- Find a WFL meeting site. Sites to consider are local YMCA’s, Boys & Girls Clubs, community centers, or area churches. Secular sites may feel more welcoming to non-church members, but usually churches have better facilities for WFL meetings (kitchen, large meeting area, and area for children’s arts and crafts) so when choosing a location to meet, consider:
|a. Geographic location. Is it convenient to your target audience?
b. Is location on or near a bus route?
c. Is there handicap access?
d. Will the facilities allow a small amount of storage for program supplies?
- Determine day of week to meet.
|a. Sundays may cause conflict with church members.
b. Mondays may be difficult because of national football games.
c. Keep in mind church commitments and other local conflicts.
- Determine the best time to meet. (6:00 – 7:30 may work best. This allows family members to pick up children after work and still attend the meeting without getting home too late for homework.)
- Determine if food will be served.
|a. Serving a meal adds another huge dimension to the program, but many families will not attend if they have to go home and feed the family and then come out from their home for a meeting.
b. Meals become an incentive for people to attend.
c. Meals provide real-life situations to learn and use manners and practice life-skills.
d. Conversation around a meal offers a prime learning opportunity for all participants.
e. Families learn to communicate and talk around the table.
- Publicity (See examples of all in Publicity Section.)
|a. Network – word of mouth works well.
b. PSA’s on radio stations.
c. Church bulletins
d. Local newspapers
e. Write articles for law reviews, magazines, community resources, and anywhere they will talk with you.
f. Create an e-mail list of all contacts met. Send our Press Releases for all meetings and events.
g. Once program is reading to start, contact all area media. Try to get a story in the local newspaper, area magazines, and local TV coverage.
h. Send out meeting Press Releases to area media and e-mail list.
- If meals or snacks will be part of your program contact:
| a. Local restaurants to ask them to sponsor a meal
b. Food pantries
c. Local congregations – Sunday School classes, youth groups, and men’s/women’s groups are great resources for meal donations
d. Determine what meals/food is needed
e. Try to keep food healthy and nutritious
f. Paper products needed – recycle all plastic ware
g. Drinks – consider serving water and sugar-free lemonade, as attendees may be diabetic or watching calories.

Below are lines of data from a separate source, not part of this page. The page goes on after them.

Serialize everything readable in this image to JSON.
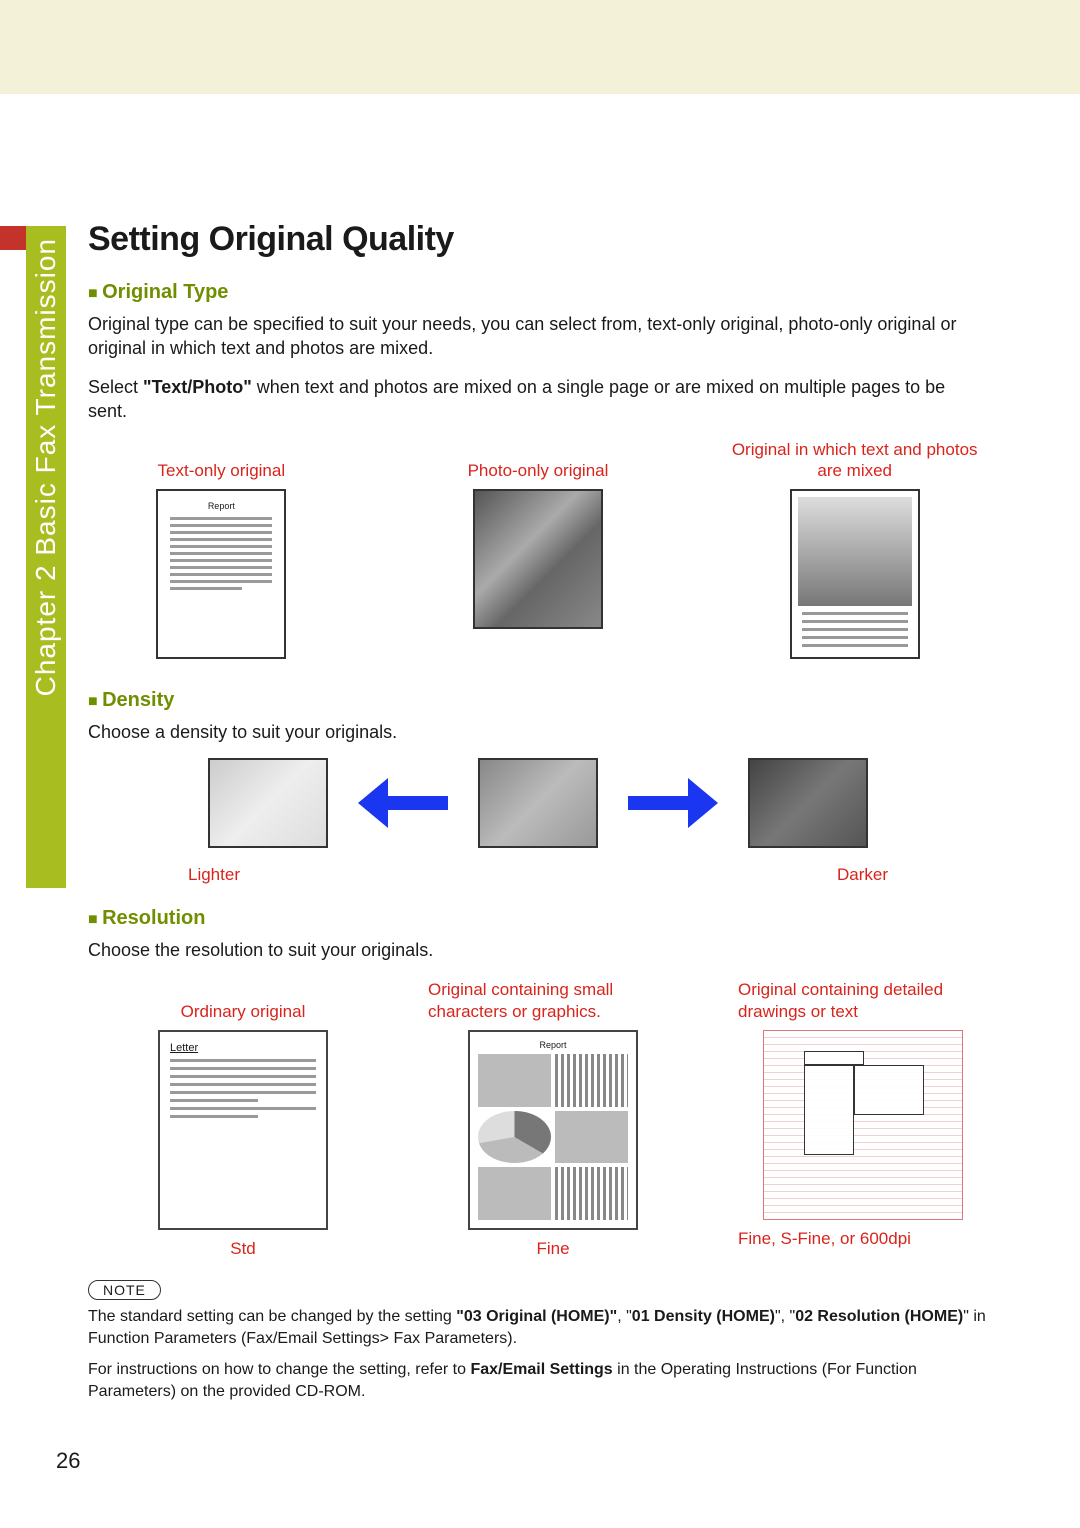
{
  "sidebar": {
    "label": "Chapter 2   Basic Fax Transmission"
  },
  "title": "Setting Original Quality",
  "sections": {
    "type": {
      "heading": "Original Type",
      "p1": "Original type can be specified to suit your needs, you can select from, text-only original, photo-only original or original in which text and photos are mixed.",
      "p2_pre": "Select ",
      "p2_bold": "\"Text/Photo\"",
      "p2_post": " when text and photos are mixed on a single page or are mixed on multiple pages to be sent.",
      "cap1": "Text-only original",
      "cap2": "Photo-only original",
      "cap3": "Original in which text and photos are mixed",
      "thumb_title": "Report"
    },
    "density": {
      "heading": "Density",
      "p1": "Choose a density to suit your originals.",
      "lighter": "Lighter",
      "darker": "Darker"
    },
    "resolution": {
      "heading": "Resolution",
      "p1": "Choose the resolution to suit your originals.",
      "cap1": "Ordinary original",
      "cap2": "Original containing small characters or graphics.",
      "cap3": "Original containing detailed drawings or text",
      "lab1": "Std",
      "lab2": "Fine",
      "lab3": "Fine, S-Fine, or 600dpi",
      "letter": "Letter",
      "report": "Report"
    }
  },
  "note": {
    "badge": "NOTE",
    "l1_pre": "The standard setting can be changed by the setting ",
    "l1_b1": "\"03 Original (HOME)\"",
    "l1_mid1": ", \"",
    "l1_b2": "01 Density (HOME)",
    "l1_mid2": "\", \"",
    "l1_b3": "02 Resolution (HOME)",
    "l1_post": "\" in Function Parameters (Fax/Email Settings> Fax Parameters).",
    "l2_pre": "For instructions on how to change the setting, refer to ",
    "l2_b": "Fax/Email Settings",
    "l2_post": " in the Operating Instructions (For Function Parameters) on the provided CD-ROM."
  },
  "page_number": "26"
}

Avoid any drinks with red dye to avoid staining the meeting site and/or clothing.
|a. Contact national Wings Office to review grant options
b. Establish Wings Change N’ Lives Program
c. Make a list of potential donors to contact
d. Set up “Minute for Mission” opportunities in local congregations
e. Arrange speaking opportunities to share WFL with civic organizations.
|a. Review various topics available and determine speakers/leaders for each meeting
b. Establish meeting leader/facilitator
c. Create a monthly, quarterly and annual calendar